Jarvis said pool owners also need to regularly check their skimmer baskets, which prevent foreign matter such as leaves from entering the pump. (The pump operates the pool's hydraulic flow and pressure for filtration, heating and water circulation.) A clogged basket can damage the pump.
Weir gates, which allow a continuous flow of water to the skimmer, should also be working properly, he said. Equipment should be tested for air and water leaks that can ultimately damage the motor.
He suggests running the pool's pump one hour for every 10 degrees of outside air temperature. For example, when temperatures are in the 70s, run the pool seven hours a day; in the 90s, run the pool nine hours a day, he said.
"In the summer, run it during the day. In the winter, run it between 2 a.m. to 6 a.m. to prevent any possible chance of freezing."
Also, "Be wary of what your neighbor tells you," he said. "Your neighbor might have a plaster pool. You might have Fiberglas."
There are a lot misconceptions surrounding chlorine, a gaseous chemical element that hastily sanitizes foreign matter that flies into the pool.
For one, Jarvis said, "If you can smell chlorine, if your eyes burn, it means you don't have enough chlorine. It's not chlorine you smell, it's chloramine."
Chloramine develops when chlorine comes in contact with swimmer waste and perspiration. Adding more chlorine can solve the problem. But again, Jarvis said it helps to know what you are doing.
"A lot of people like to use liquid chlorine," Jarvis said. "Liquid chlorine is old school.
"One gallon of liquid chlorine poured into a pool will burn off in two hours," he said. "And it usually has a high pH and salt content."
Chlorine tablets shouldn't be tossed freely into the pools or placed in skimmer baskets, he said. The acidic tablets landing on the floor of the pool can wear away the surrounding area, creating spots.
Tablets placed in the skimmer can wear away the skimmer basket allowing debris to get into the pump.

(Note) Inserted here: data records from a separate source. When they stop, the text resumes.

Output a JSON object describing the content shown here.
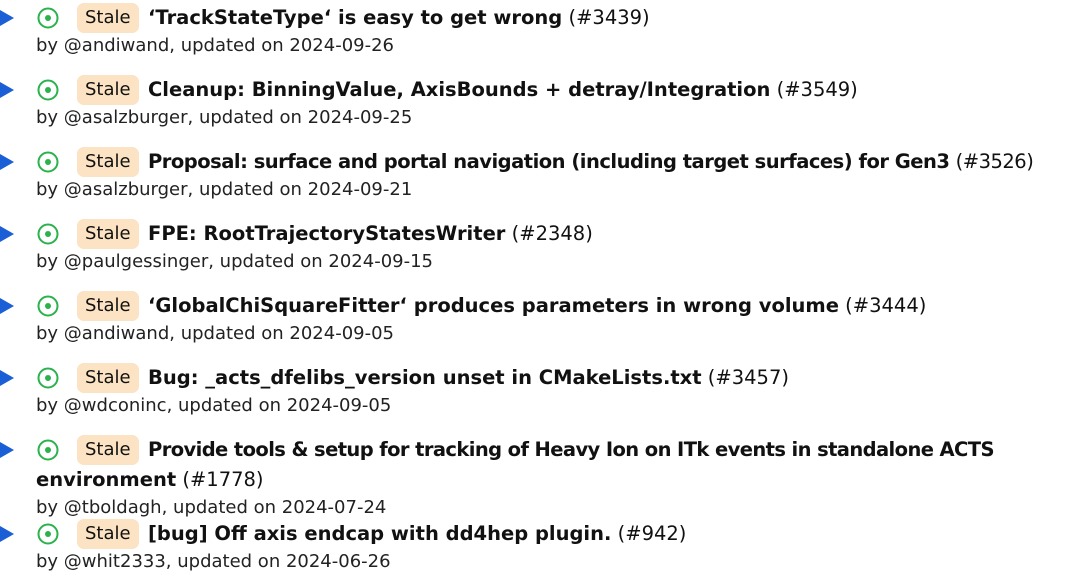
{
  "accent_color": "#1a5fd6",
  "status_color": "#2ab24e",
  "badge_color": "#fbe3c3",
  "items": [
    {
      "badge": "Stale",
      "title": "‘TrackStateType‘ is easy to get wrong",
      "number": "(#3439)",
      "meta": "by @andiwand, updated on 2024-09-26"
    },
    {
      "badge": "Stale",
      "title": "Cleanup: BinningValue, AxisBounds + detray/Integration",
      "number": "(#3549)",
      "meta": "by @asalzburger, updated on 2024-09-25"
    },
    {
      "badge": "Stale",
      "title": "Proposal: surface and portal navigation (including target surfaces) for Gen3",
      "number": " (#3526)",
      "meta": "by @asalzburger, updated on 2024-09-21"
    },
    {
      "badge": "Stale",
      "title": "FPE: RootTrajectoryStatesWriter",
      "number": "(#2348)",
      "meta": "by @paulgessinger, updated on 2024-09-15"
    },
    {
      "badge": "Stale",
      "title": "‘GlobalChiSquareFitter‘ produces parameters in wrong volume",
      "number": "(#3444)",
      "meta": "by @andiwand, updated on 2024-09-05"
    },
    {
      "badge": "Stale",
      "title": "Bug: _acts_dfelibs_version unset in CMakeLists.txt",
      "number": "(#3457)",
      "meta": "by @wdconinc, updated on 2024-09-05"
    },
    {
      "badge": "Stale",
      "title": "Provide tools & setup for tracking of Heavy Ion on ITk events in standalone ACTS",
      "title_cont": "environment",
      "number": "(#1778)",
      "meta": "by @tboldagh, updated on 2024-07-24"
    },
    {
      "badge": "Stale",
      "title": "[bug] Off axis endcap with dd4hep plugin.",
      "number": "(#942)",
      "meta": "by @whit2333, updated on 2024-06-26"
    }
  ]
}
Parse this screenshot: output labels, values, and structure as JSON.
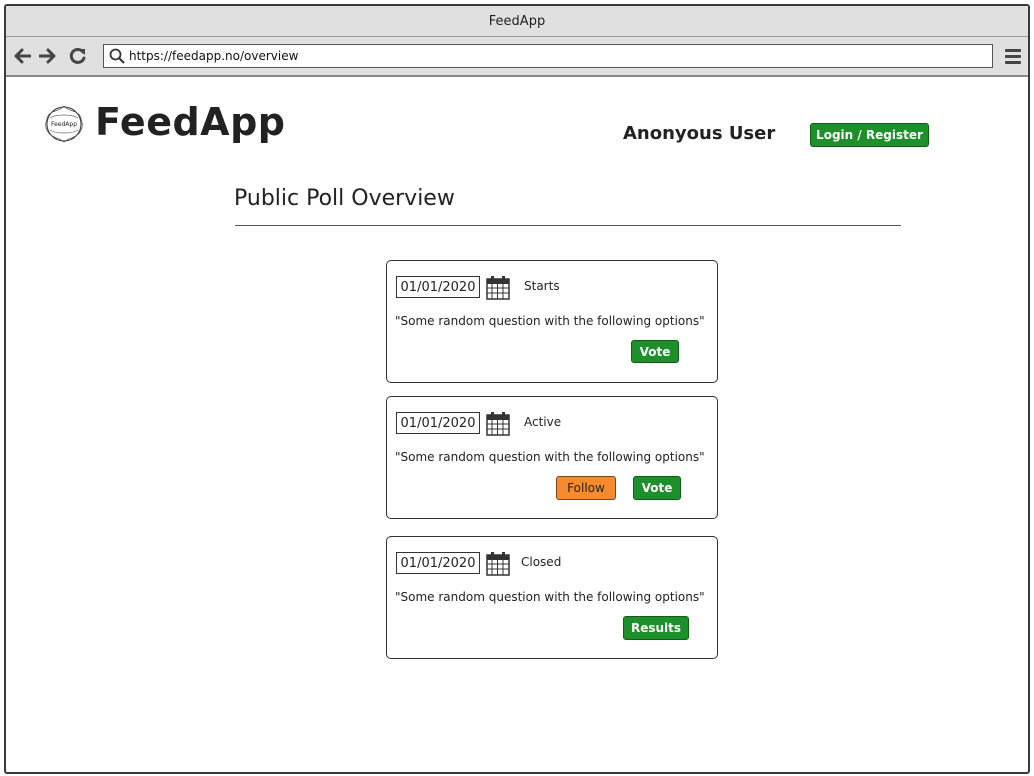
{
  "window": {
    "title": "FeedApp"
  },
  "browser": {
    "url": "https://feedapp.no/overview"
  },
  "header": {
    "brand": "FeedApp",
    "logo_text": "FeedApp",
    "user_name": "Anonyous User",
    "login_label": "Login / Register"
  },
  "page": {
    "title": "Public Poll Overview"
  },
  "polls": [
    {
      "date": "01/01/2020",
      "status": "Starts",
      "question": "\"Some random question with the following options\"",
      "vote_label": "Vote"
    },
    {
      "date": "01/01/2020",
      "status": "Active",
      "question": "\"Some random question with the following options\"",
      "follow_label": "Follow",
      "vote_label": "Vote"
    },
    {
      "date": "01/01/2020",
      "status": "Closed",
      "question": "\"Some random question with the following options\"",
      "results_label": "Results"
    }
  ],
  "colors": {
    "green": "#1d8f2b",
    "orange": "#f58a2e",
    "chrome": "#e0e0e0"
  },
  "icons": [
    "back-arrow-icon",
    "forward-arrow-icon",
    "reload-icon",
    "search-icon",
    "menu-icon",
    "calendar-icon",
    "logo"
  ]
}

Also, the acidic nature of chlorine will corrode and damage metal components, such as heat exchangers, when placed in skimmer baskets, Jarvis said. "What you're getting is a straight shot of chlorine every time the pump comes on."
Chlorine, a member of the halogen family, also has an explosive tendency when mixed with other elements.
"When you're dealing with chemicals, always read the instructions," Jarvis said. "One thing you never want to do is put chlorine and acid in (the pool) at the same time. It makes mustard gas."
Water mixed with a large amount of chlorine can also start a chemical reaction, he said.
"It's all safety when it comes to your pool."